# Entries from a dataset of interfaces
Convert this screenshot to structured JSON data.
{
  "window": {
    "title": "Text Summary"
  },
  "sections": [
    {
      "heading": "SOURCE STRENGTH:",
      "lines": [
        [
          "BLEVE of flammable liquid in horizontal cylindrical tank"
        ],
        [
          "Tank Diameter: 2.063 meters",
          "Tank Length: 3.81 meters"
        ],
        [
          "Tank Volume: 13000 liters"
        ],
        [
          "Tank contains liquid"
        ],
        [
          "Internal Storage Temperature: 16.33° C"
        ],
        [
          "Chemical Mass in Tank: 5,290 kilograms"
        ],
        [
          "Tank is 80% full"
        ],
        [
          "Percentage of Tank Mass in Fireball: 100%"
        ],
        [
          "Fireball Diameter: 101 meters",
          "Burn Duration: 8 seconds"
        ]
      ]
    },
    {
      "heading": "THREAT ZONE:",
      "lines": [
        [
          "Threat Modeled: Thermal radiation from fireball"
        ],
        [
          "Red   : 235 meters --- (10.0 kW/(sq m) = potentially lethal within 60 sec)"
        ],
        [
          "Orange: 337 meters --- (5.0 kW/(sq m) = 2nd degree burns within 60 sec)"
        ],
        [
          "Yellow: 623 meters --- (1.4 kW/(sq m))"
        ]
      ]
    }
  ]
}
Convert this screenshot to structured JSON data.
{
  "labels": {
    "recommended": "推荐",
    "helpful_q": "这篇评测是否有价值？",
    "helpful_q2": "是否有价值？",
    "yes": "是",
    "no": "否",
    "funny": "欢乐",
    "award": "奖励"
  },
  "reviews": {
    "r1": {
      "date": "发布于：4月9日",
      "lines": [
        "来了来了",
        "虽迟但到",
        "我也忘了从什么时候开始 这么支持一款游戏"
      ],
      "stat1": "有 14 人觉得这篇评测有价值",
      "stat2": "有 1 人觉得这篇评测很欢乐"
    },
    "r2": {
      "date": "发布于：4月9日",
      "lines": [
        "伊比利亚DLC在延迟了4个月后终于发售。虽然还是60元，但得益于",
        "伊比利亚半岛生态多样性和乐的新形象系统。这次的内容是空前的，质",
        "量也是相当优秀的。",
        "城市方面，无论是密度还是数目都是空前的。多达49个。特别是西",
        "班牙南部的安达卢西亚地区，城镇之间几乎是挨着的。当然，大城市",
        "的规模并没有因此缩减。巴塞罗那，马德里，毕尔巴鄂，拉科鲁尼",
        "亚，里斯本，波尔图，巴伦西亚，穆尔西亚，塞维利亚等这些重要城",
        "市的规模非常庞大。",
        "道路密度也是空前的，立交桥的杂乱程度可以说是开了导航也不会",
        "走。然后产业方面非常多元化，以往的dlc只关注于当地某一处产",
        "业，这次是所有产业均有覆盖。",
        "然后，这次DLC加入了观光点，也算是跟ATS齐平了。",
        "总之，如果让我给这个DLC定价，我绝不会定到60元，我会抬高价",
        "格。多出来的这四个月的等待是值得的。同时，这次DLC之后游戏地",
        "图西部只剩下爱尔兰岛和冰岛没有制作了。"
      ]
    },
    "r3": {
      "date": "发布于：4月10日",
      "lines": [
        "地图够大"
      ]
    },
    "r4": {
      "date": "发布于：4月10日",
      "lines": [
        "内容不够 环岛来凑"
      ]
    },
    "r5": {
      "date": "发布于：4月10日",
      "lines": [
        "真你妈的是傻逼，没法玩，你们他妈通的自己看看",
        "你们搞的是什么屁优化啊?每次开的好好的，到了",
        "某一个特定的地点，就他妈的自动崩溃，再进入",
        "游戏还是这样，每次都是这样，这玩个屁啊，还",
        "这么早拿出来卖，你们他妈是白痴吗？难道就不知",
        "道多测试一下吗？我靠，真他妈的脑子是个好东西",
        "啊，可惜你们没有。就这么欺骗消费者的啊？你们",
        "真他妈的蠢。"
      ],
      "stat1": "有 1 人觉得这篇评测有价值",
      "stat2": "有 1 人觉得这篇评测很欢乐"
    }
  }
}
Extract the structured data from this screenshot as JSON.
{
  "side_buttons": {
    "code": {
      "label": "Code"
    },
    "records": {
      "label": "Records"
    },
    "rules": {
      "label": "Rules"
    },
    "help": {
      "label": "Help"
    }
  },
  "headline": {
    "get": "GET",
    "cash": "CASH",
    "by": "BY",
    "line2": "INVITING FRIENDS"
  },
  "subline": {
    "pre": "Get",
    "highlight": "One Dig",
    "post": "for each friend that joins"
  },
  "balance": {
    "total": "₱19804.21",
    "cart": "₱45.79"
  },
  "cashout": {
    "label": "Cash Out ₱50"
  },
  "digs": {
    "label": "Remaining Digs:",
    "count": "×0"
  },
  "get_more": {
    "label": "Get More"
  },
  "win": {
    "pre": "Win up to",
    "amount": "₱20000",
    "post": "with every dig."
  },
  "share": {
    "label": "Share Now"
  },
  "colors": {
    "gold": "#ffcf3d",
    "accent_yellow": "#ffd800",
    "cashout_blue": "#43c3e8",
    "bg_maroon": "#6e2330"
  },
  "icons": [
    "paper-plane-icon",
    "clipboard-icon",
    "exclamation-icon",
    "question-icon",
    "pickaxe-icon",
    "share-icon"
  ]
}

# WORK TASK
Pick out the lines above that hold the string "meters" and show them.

# YOUR SOLUTION
          "Tank Diameter: 2.063 meters",
          "Tank Length: 3.81 meters"
          "Fireball Diameter: 101 meters",
          "Red   : 235 meters --- (10.0 kW/(sq m) = potentially lethal within 60 sec)"
          "Orange: 337 meters --- (5.0 kW/(sq m) = 2nd degree burns within 60 sec)"
          "Yellow: 623 meters --- (1.4 kW/(sq m))"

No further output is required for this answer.